Support for Grandmother Caregivers
When a grandmother's son or daughter dies of AIDS, she often becomes the sole caregiver of the orphaned grandchildren. We at ULA provide forty-seven grandmothers with housing, food, blankets, clothes, and washing soap.
How we can help: One of the highest priorities for these grandmothers is to secure school fees for their grandchildren. For this purpose, they are extremely interested in obtaining meat goats, which would provide them a viable sustainable income-generating activity. Establishing a program to furnish goats for grandmothers is on our agenda at Universal Love Alliance.
Impact of Support for Three Brave Elders
"After losing two sons and their wives, I inherited the responsibility of providing for my seven grandchildren. Although the government of Uganda announced Universal Primary Education, it has not come to pass. And it was very difficult for me to pay school fees for my orphaned grandchildren under my care. The children had resorted to fetching water for people to earn money, which can help us buy salt, soap and food."
"Then ULA learned of my situation. I say 'thank you' to them for sponsoring my eldest grandson’s vocational training, a tool box and money to buy materials. He started making chairs, tables and wooden beds and selling them. He started providing for his young brothers and sisters, and even taking care of me. With the carpentry skills that he gained, he is now training his two brothers. A miracle has come to my home! It has changed my difficult life to a much better one, and it has changed the life of my orphaned grandchildren from a life of beggars to one of providers. I have been helped to forget the pain of losing my children. ULA became the “father and mother” of my orphaned grandchildren and has helped me to give them a decent, meaningful life. Not only can they care for themselves, but also for others. I am so thankful."
“I cannot forget the day I received a blanket, washing soap and a bed sheet from ULA. My life changed. I have lived the most of life struggling, I came to Uganda from Rwanda because of conflict in my country. I now have taken care of one grandchild after her mother, my daughter, died of AIDS. I cannot find the father because me and my daughter used to move from place to place in search of food and work. My granddaughter and I have lived from village to village."
"One day the people of ULA came in this last village where we are staying and educated community leaders to care for the needy, the frustrated, the homeless and those seeking refuge for safety of their lives. One other person and I were chosen by the community to be given housing. ULA did not stop at that. The team provided me with basic needs like a blanket, bed sheets, washing soap, and they are now helping my granddaughter receive schooling. I now feel accepted in the village where am because of the ULA teaching to the community and support that the team provided me. I can sleep and cover myself, sleep in house. I am not insecure anymore. I am made to feel younger and fresh though I am elderly. I can feel and experience the meaning of life and humanity.”

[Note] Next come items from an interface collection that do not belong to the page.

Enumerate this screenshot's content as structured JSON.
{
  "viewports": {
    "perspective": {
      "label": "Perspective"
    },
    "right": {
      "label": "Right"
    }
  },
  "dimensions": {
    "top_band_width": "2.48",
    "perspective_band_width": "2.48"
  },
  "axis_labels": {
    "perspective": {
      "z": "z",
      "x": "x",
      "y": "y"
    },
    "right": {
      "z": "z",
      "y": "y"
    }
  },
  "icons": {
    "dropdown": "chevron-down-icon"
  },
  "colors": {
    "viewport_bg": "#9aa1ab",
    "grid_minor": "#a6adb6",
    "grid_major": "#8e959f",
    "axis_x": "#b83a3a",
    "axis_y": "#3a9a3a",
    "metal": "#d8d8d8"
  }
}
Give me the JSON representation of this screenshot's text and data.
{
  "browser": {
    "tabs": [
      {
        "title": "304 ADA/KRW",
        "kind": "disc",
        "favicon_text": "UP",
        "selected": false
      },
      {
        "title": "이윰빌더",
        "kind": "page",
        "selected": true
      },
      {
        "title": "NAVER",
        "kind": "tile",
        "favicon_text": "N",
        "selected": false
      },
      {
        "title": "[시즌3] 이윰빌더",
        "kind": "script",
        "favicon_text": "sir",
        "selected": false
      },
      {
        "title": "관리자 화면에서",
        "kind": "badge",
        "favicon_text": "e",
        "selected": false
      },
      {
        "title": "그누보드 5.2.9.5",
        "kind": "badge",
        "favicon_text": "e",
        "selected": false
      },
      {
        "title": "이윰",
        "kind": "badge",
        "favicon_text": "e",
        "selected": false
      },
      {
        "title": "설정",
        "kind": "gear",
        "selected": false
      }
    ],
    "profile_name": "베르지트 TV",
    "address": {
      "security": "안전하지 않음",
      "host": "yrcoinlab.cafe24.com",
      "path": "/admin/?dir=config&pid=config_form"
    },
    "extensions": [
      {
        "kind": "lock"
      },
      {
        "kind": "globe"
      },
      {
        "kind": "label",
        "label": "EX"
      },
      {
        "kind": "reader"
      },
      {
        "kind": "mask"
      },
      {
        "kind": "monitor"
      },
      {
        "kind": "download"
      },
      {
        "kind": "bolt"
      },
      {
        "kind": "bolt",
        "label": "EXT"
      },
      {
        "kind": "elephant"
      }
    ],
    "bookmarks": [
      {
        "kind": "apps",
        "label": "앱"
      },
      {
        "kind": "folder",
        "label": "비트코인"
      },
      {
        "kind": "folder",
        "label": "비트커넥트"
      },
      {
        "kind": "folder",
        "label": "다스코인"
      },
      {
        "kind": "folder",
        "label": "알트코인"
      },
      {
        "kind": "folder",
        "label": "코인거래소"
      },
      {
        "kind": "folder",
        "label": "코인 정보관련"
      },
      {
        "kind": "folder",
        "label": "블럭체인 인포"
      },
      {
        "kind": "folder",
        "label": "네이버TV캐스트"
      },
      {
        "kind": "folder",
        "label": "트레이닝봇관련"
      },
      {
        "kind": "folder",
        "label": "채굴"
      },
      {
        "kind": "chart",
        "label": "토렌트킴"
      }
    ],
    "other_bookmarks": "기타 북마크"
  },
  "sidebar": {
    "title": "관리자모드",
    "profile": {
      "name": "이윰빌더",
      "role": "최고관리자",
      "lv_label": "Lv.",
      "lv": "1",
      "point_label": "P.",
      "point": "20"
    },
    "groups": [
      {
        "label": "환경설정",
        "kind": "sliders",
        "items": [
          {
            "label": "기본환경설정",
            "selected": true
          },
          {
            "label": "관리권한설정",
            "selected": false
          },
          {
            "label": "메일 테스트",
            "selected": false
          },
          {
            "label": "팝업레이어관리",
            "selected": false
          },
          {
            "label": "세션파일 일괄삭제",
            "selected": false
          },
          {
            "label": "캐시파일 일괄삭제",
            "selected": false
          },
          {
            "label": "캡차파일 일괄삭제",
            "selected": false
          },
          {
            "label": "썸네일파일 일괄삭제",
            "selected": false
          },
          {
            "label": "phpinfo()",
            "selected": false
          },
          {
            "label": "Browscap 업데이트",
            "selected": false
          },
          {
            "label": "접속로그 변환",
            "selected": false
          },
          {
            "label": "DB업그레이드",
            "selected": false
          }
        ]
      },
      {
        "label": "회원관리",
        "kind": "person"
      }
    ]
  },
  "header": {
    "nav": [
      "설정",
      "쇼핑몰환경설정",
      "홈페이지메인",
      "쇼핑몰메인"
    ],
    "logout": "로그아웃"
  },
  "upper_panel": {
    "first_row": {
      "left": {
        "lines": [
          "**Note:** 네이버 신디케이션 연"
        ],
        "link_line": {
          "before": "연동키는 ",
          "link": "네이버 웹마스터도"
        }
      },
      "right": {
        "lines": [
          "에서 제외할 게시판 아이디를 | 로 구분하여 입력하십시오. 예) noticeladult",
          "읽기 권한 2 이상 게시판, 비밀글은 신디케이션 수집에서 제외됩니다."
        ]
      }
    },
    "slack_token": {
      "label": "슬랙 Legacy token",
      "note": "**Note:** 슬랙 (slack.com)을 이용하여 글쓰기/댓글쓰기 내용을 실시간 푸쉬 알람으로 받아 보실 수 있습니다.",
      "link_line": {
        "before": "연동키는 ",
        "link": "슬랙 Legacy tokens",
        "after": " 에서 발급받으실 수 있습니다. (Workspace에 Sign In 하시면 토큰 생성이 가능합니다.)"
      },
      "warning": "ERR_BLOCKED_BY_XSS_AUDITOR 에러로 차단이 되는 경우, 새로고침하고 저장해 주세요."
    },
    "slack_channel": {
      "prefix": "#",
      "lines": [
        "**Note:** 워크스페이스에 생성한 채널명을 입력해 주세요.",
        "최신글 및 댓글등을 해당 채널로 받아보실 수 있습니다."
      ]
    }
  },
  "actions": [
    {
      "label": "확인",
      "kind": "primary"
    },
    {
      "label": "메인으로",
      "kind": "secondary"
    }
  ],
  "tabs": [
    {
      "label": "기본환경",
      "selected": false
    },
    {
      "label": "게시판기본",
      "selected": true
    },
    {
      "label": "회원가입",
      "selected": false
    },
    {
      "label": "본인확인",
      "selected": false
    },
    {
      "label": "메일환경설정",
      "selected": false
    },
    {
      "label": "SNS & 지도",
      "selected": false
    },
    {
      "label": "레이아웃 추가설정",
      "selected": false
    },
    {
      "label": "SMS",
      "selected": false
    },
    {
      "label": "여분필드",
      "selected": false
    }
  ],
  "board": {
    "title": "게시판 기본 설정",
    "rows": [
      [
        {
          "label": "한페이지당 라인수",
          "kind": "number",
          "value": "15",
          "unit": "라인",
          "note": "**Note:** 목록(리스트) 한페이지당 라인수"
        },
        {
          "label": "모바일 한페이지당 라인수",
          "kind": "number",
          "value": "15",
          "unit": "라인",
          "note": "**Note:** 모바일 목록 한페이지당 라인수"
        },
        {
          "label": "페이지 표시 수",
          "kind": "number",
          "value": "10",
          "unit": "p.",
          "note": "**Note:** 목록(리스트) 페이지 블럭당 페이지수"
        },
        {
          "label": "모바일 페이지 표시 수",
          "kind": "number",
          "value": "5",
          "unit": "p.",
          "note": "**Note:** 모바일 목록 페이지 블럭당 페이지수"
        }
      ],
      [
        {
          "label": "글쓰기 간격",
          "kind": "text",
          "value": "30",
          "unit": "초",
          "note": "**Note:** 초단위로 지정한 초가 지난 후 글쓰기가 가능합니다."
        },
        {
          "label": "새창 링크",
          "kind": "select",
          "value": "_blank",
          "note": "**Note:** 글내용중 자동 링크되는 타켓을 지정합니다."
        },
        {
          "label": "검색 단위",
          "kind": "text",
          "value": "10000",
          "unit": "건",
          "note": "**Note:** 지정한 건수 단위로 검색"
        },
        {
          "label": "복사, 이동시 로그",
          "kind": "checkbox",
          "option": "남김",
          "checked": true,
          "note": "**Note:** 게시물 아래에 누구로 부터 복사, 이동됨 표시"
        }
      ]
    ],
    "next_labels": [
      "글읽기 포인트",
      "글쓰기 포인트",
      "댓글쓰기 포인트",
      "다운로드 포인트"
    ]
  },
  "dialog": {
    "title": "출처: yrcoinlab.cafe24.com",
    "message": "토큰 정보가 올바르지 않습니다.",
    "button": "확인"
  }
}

“I was married at the age of 16. I produced 9 children -- 7 boys and 2 girls. My son died of HIV/AIDs in the early 80s when no one knew about it in our village. We thought he was bewitched. So, we sold most of our property to neighbors and spent money on witch doctors, thinking that he will be healed; but this never happened. He died, leaving 4 sons. They joined Yoweri Kaguta Museni in the bush, fighting in the liberation war which lasted for six years. One died there, and three came back HIV-positive. They lasted for one and a half years and died. One of my two daughters, I don't know where she is. She disappeared from home."
"ULA has helped me a lot, it provided me with a blanket, bed sheets, washing soap, and now they are paying school fees for one of my grandchildren. They found me freezing at night without anything to cover myself, the blankets I had were old; my grandchild was telling me every day that she wanted to go to school. This situation was beyond my control, but ULA came in and rescued me. I now have a good blanket, and my grandchild is going to school. I have nothing that I can offer to thank ULA, but only to give prayer that helps them in the work they are doing.”